* _WHAT IS EXPECTED_: Exact repetition of the data is the whole task.

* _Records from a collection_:

((

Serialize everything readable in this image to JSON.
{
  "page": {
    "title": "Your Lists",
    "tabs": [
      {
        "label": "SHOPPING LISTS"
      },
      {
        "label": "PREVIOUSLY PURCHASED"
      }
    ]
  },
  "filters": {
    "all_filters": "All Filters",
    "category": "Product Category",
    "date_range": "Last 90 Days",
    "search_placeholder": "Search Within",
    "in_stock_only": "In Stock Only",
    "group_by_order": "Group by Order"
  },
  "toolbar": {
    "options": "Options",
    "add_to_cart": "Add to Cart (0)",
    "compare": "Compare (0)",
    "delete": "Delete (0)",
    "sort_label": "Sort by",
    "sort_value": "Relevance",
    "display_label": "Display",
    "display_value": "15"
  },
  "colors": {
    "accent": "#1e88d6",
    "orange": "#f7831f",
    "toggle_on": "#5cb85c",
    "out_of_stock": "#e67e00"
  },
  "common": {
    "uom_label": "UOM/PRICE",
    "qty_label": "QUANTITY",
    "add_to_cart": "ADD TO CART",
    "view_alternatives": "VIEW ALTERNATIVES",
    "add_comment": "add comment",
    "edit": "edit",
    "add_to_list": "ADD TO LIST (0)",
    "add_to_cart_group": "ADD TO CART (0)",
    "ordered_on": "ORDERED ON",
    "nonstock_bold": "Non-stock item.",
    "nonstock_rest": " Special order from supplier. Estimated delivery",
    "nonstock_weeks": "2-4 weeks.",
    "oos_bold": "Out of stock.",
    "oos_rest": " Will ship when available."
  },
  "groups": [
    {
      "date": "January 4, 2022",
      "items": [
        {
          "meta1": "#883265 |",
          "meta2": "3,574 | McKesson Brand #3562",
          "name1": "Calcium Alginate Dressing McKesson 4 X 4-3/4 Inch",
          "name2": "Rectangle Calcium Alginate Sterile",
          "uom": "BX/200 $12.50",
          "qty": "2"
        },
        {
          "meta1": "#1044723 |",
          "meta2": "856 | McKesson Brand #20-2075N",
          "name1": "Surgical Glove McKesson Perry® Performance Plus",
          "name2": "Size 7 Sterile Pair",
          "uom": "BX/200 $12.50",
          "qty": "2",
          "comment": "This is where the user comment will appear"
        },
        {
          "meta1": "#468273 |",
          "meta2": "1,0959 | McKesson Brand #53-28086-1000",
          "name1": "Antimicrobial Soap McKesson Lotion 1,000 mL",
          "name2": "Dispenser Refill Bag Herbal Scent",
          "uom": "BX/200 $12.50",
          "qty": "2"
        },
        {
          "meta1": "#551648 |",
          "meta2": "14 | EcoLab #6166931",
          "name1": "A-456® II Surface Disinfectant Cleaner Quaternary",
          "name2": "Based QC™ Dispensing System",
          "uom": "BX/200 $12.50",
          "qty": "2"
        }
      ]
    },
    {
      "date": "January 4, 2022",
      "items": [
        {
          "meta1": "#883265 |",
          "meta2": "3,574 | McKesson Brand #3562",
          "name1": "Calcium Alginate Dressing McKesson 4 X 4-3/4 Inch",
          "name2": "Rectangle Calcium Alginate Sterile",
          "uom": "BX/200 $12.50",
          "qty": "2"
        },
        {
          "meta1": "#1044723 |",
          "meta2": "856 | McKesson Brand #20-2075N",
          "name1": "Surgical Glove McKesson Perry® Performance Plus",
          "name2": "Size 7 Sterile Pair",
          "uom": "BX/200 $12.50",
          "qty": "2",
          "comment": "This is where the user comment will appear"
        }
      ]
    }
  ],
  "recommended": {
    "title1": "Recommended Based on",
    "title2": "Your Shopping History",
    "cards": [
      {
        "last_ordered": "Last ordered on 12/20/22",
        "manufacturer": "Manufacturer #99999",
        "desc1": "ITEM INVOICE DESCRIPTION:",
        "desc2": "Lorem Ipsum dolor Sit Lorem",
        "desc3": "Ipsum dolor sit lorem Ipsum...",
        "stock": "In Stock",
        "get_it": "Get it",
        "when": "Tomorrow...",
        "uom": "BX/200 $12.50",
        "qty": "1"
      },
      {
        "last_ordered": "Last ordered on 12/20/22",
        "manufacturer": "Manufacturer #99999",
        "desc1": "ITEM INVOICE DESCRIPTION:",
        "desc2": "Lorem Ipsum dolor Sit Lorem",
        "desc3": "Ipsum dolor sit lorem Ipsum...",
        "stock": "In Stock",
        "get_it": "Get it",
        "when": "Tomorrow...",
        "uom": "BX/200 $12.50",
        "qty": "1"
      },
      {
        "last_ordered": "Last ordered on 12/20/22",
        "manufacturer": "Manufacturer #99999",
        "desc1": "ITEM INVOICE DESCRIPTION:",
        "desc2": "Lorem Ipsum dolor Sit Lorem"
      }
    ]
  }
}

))

* _EXERCISE ANSWER_:
Serialize everything readable in this image to JSON.
{
  "page": {
    "title": "Your Lists",
    "tabs": [
      {
        "label": "SHOPPING LISTS"
      },
      {
        "label": "PREVIOUSLY PURCHASED"
      }
    ]
  },
  "filters": {
    "all_filters": "All Filters",
    "category": "Product Category",
    "date_range": "Last 90 Days",
    "search_placeholder": "Search Within",
    "in_stock_only": "In Stock Only",
    "group_by_order": "Group by Order"
  },
  "toolbar": {
    "options": "Options",
    "add_to_cart": "Add to Cart (0)",
    "compare": "Compare (0)",
    "delete": "Delete (0)",
    "sort_label": "Sort by",
    "sort_value": "Relevance",
    "display_label": "Display",
    "display_value": "15"
  },
  "colors": {
    "accent": "#1e88d6",
    "orange": "#f7831f",
    "toggle_on": "#5cb85c",
    "out_of_stock": "#e67e00"
  },
  "common": {
    "uom_label": "UOM/PRICE",
    "qty_label": "QUANTITY",
    "add_to_cart": "ADD TO CART",
    "view_alternatives": "VIEW ALTERNATIVES",
    "add_comment": "add comment",
    "edit": "edit",
    "add_to_list": "ADD TO LIST (0)",
    "add_to_cart_group": "ADD TO CART (0)",
    "ordered_on": "ORDERED ON",
    "nonstock_bold": "Non-stock item.",
    "nonstock_rest": " Special order from supplier. Estimated delivery",
    "nonstock_weeks": "2-4 weeks.",
    "oos_bold": "Out of stock.",
    "oos_rest": " Will ship when available."
  },
  "groups": [
    {
      "date": "January 4, 2022",
      "items": [
        {
          "meta1": "#883265 |",
          "meta2": "3,574 | McKesson Brand #3562",
          "name1": "Calcium Alginate Dressing McKesson 4 X 4-3/4 Inch",
          "name2": "Rectangle Calcium Alginate Sterile",
          "uom": "BX/200 $12.50",
          "qty": "2"
        },
        {
          "meta1": "#1044723 |",
          "meta2": "856 | McKesson Brand #20-2075N",
          "name1": "Surgical Glove McKesson Perry® Performance Plus",
          "name2": "Size 7 Sterile Pair",
          "uom": "BX/200 $12.50",
          "qty": "2",
          "comment": "This is where the user comment will appear"
        },
        {
          "meta1": "#468273 |",
          "meta2": "1,0959 | McKesson Brand #53-28086-1000",
          "name1": "Antimicrobial Soap McKesson Lotion 1,000 mL",
          "name2": "Dispenser Refill Bag Herbal Scent",
          "uom": "BX/200 $12.50",
          "qty": "2"
        },
        {
          "meta1": "#551648 |",
          "meta2": "14 | EcoLab #6166931",
          "name1": "A-456® II Surface Disinfectant Cleaner Quaternary",
          "name2": "Based QC™ Dispensing System",
          "uom": "BX/200 $12.50",
          "qty": "2"
        }
      ]
    },
    {
      "date": "January 4, 2022",
      "items": [
        {
          "meta1": "#883265 |",
          "meta2": "3,574 | McKesson Brand #3562",
          "name1": "Calcium Alginate Dressing McKesson 4 X 4-3/4 Inch",
          "name2": "Rectangle Calcium Alginate Sterile",
          "uom": "BX/200 $12.50",
          "qty": "2"
        },
        {
          "meta1": "#1044723 |",
          "meta2": "856 | McKesson Brand #20-2075N",
          "name1": "Surgical Glove McKesson Perry® Performance Plus",
          "name2": "Size 7 Sterile Pair",
          "uom": "BX/200 $12.50",
          "qty": "2",
          "comment": "This is where the user comment will appear"
        }
      ]
    }
  ],
  "recommended": {
    "title1": "Recommended Based on",
    "title2": "Your Shopping History",
    "cards": [
      {
        "last_ordered": "Last ordered on 12/20/22",
        "manufacturer": "Manufacturer #99999",
        "desc1": "ITEM INVOICE DESCRIPTION:",
        "desc2": "Lorem Ipsum dolor Sit Lorem",
        "desc3": "Ipsum dolor sit lorem Ipsum...",
        "stock": "In Stock",
        "get_it": "Get it",
        "when": "Tomorrow...",
        "uom": "BX/200 $12.50",
        "qty": "1"
      },
      {
        "last_ordered": "Last ordered on 12/20/22",
        "manufacturer": "Manufacturer #99999",
        "desc1": "ITEM INVOICE DESCRIPTION:",
        "desc2": "Lorem Ipsum dolor Sit Lorem",
        "desc3": "Ipsum dolor sit lorem Ipsum...",
        "stock": "In Stock",
        "get_it": "Get it",
        "when": "Tomorrow...",
        "uom": "BX/200 $12.50",
        "qty": "1"
      },
      {
        "last_ordered": "Last ordered on 12/20/22",
        "manufacturer": "Manufacturer #99999",
        "desc1": "ITEM INVOICE DESCRIPTION:",
        "desc2": "Lorem Ipsum dolor Sit Lorem"
      }
    ]
  }
}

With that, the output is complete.